There are occasions where I like answers. There’s so much doubt in life, it’s nice to come across something that has ground rules. Generally you stick to said rules and things will work out okay. The 50-30-20 budget is such a thing. Sure, no one solution will work for everyone when it comes to budgeting. Then again, you can’t go too far wrong should you institute this strategy in your life. Here are some of the ins and outs of the budget.
Start With After Tax
It’s all very interesting to look at your paycheck and see how much money you are ‘losing’ to tax, but in the end of the day, it’s not going to make any difference to your budget. Work out how much income you have after-tax, and write it at the top of the page, probably with a big black pen to keep you on-task.

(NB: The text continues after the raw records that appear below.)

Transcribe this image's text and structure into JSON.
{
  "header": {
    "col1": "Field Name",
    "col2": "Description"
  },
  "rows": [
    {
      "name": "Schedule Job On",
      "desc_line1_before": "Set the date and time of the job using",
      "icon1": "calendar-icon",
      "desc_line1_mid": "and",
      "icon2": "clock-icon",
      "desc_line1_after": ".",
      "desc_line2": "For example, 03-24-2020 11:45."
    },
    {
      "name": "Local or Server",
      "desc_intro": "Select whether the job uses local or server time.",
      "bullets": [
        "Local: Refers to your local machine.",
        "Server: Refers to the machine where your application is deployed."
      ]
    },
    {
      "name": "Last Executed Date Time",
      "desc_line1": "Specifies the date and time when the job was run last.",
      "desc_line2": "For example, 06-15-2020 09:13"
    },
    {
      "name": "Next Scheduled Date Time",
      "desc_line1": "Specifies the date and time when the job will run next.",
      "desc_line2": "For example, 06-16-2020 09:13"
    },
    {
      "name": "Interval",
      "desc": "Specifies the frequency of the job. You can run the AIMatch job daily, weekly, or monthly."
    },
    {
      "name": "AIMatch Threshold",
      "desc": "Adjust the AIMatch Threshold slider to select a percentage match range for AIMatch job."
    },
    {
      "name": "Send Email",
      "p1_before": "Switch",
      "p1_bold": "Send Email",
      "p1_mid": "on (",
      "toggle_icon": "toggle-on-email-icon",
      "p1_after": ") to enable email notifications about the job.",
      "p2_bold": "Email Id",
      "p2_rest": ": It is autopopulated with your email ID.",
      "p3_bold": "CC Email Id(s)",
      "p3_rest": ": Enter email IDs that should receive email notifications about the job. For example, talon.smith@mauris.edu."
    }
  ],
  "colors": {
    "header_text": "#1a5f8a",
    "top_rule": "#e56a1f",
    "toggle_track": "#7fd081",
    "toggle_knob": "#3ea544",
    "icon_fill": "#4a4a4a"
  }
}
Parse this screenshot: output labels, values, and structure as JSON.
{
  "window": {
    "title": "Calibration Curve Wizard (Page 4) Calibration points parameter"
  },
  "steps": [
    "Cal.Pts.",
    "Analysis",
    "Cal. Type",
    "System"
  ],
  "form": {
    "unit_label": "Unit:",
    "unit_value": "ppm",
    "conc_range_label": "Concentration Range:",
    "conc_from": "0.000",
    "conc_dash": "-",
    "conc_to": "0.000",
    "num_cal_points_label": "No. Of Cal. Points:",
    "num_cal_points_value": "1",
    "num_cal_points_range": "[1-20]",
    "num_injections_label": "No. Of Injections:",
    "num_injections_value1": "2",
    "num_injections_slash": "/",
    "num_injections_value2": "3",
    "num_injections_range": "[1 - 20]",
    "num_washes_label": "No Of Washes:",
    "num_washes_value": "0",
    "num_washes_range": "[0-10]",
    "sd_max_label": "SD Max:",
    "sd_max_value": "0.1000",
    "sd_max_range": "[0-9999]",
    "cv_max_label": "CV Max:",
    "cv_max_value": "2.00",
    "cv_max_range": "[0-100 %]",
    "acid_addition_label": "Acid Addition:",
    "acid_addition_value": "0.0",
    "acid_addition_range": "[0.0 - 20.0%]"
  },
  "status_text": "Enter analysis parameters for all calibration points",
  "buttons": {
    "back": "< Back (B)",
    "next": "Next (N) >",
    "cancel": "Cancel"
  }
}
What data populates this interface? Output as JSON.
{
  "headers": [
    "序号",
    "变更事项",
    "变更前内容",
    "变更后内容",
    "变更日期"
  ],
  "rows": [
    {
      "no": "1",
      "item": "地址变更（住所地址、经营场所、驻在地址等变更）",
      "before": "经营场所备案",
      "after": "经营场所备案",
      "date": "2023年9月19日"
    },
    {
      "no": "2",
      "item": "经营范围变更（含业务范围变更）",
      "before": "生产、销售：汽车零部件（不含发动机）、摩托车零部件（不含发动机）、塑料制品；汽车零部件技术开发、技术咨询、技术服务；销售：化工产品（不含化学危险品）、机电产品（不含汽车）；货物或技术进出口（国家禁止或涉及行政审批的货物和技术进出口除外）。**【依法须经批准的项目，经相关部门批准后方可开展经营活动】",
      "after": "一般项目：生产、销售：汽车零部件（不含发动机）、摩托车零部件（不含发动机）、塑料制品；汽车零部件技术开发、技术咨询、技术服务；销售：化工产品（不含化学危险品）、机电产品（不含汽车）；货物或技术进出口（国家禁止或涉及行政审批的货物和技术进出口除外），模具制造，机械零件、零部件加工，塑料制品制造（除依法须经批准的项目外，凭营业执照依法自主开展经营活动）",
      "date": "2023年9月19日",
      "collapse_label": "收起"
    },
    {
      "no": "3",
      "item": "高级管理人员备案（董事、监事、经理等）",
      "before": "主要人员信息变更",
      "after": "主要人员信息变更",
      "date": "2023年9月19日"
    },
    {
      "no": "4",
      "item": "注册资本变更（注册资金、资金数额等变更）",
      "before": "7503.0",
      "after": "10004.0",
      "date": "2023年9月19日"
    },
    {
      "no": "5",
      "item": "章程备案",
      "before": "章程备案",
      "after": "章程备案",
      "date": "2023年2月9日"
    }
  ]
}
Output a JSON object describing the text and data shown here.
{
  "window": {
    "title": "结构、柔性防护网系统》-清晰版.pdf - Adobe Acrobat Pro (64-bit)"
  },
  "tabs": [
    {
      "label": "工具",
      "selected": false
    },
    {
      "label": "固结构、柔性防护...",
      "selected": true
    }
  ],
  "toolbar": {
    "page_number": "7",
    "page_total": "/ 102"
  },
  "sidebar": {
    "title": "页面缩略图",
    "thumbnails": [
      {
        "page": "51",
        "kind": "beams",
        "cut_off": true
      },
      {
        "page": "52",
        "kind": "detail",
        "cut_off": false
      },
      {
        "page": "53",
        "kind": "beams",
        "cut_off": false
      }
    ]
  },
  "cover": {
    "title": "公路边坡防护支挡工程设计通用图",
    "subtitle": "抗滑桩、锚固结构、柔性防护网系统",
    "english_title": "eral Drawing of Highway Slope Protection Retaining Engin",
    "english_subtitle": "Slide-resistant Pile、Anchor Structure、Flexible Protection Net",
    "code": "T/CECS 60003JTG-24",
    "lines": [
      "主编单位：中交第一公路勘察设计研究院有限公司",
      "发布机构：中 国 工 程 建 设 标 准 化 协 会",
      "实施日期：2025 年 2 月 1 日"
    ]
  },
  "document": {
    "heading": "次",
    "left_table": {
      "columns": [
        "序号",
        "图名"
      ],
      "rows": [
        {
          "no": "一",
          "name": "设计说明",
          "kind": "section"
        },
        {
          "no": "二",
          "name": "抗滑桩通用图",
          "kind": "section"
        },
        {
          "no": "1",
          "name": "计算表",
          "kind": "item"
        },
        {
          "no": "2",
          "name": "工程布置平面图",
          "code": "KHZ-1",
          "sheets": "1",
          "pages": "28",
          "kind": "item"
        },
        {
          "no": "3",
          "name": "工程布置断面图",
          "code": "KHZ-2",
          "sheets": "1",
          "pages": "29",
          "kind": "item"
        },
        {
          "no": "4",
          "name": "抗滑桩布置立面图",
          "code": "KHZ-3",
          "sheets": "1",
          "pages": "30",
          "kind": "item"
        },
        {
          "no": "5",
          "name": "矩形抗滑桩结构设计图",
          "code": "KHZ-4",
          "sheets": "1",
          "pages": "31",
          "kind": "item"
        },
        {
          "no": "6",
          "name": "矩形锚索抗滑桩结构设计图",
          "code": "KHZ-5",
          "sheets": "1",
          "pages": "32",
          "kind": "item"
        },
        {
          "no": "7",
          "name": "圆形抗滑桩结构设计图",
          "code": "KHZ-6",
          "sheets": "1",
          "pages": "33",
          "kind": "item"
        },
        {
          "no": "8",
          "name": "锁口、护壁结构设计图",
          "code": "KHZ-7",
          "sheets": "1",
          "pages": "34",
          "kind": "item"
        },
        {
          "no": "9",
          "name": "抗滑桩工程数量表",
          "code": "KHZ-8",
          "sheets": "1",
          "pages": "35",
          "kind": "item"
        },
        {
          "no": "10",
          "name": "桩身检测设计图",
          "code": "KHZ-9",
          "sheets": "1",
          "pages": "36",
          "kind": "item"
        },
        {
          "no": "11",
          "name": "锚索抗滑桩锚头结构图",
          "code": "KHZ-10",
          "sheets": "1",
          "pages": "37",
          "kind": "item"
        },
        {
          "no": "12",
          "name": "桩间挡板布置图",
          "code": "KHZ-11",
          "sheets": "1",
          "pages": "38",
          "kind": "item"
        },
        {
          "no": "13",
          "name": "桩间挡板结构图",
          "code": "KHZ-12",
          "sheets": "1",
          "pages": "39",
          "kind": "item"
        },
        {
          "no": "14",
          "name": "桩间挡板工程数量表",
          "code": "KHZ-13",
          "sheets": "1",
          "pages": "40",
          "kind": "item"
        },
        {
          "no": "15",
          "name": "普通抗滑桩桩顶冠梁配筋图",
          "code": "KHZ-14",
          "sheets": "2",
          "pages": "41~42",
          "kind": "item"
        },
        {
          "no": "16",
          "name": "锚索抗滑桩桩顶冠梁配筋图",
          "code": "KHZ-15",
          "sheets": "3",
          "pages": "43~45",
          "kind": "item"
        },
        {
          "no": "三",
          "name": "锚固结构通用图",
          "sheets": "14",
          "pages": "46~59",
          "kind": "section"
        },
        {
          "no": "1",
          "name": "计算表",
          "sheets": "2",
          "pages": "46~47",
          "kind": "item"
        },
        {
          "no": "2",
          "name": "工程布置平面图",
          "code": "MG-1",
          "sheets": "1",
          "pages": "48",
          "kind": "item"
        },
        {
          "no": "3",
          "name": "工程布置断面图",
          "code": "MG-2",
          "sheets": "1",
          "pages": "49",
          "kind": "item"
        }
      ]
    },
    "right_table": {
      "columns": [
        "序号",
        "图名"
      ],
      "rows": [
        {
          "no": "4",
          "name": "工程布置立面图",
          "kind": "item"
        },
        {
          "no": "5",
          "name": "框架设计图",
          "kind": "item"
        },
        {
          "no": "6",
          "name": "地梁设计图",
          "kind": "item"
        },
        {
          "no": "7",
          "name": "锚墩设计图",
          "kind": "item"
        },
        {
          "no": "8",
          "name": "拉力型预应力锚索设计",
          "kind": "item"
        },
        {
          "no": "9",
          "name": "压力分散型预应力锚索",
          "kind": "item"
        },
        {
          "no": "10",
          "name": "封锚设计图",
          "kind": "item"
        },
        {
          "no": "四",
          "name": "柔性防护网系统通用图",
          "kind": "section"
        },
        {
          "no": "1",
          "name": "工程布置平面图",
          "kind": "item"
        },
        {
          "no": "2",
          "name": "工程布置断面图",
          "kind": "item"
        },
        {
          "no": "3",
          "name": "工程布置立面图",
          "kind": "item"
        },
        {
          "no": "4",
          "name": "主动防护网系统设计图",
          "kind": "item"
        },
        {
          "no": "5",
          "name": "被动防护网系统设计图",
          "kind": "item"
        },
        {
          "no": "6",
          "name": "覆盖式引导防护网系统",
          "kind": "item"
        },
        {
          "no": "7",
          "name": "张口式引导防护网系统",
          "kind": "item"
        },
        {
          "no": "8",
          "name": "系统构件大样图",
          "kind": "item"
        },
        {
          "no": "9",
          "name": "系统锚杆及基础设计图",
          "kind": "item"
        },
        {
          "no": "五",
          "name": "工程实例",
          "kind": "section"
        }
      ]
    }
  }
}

50%: The Must-Haves
Cable TV subscriptions don’t count. Rent, utility bills, school fees, groceries, insurance- these things are necessities. Some things straddle the line- for instance, I need my phone for work but I probably can’t count all my roaming charges for when I check my facebook. Internet access is a similar thing. If something can be delayed, then it’s probably not a necessity. My new jeans for instance. My phone bill, on the other hand, isn’t something I can really avoid- though I would love to taper down the costs over the next couple of months. For me, keeping my must-have expenses to 50% of my income is pretty tricky. I’m not a particularly high earner and have a lot of business related expenses, so to truly implement this budget, I would need to think long and hard about what truly constitutes necessity.
30%: The Wants
Finally! A budget that appreciates that having a good time is still allowable, even while being financially responsible. In this form, 30% of your budget ca be spent on wants. Dinners out, new clothes, a more expensive phone plan. These things are wants, and have an important place in your life. Keeping your expenses to 30% will keep you financially on top. Once you’ve spent it, it’s gone. You’ll have to stick to must-haves until your next pay check.
20%: Savings And Debt
The great part of the budget is that you can accommodate your particular circumstances- if you have no debt, that 20% can go on savings. If you’re struggling to pay it off, you can focus a little heavier on repayments. 20% doesn’t seem like a whole lot of money to be putting towards paying off your debts, saving for retirement, and bolstering the emergency fund- it can have the appearance of being quite a small amount of money being asked to do a huge number of things. But while 20% might not seem like it will get you anywhere fast, it’s a consistent number that won’t ruin your life in the process. The most important thing in saving- like eating healthily or getting to the gym- is being able to build into your life so it can stay in your life on a permanent basis.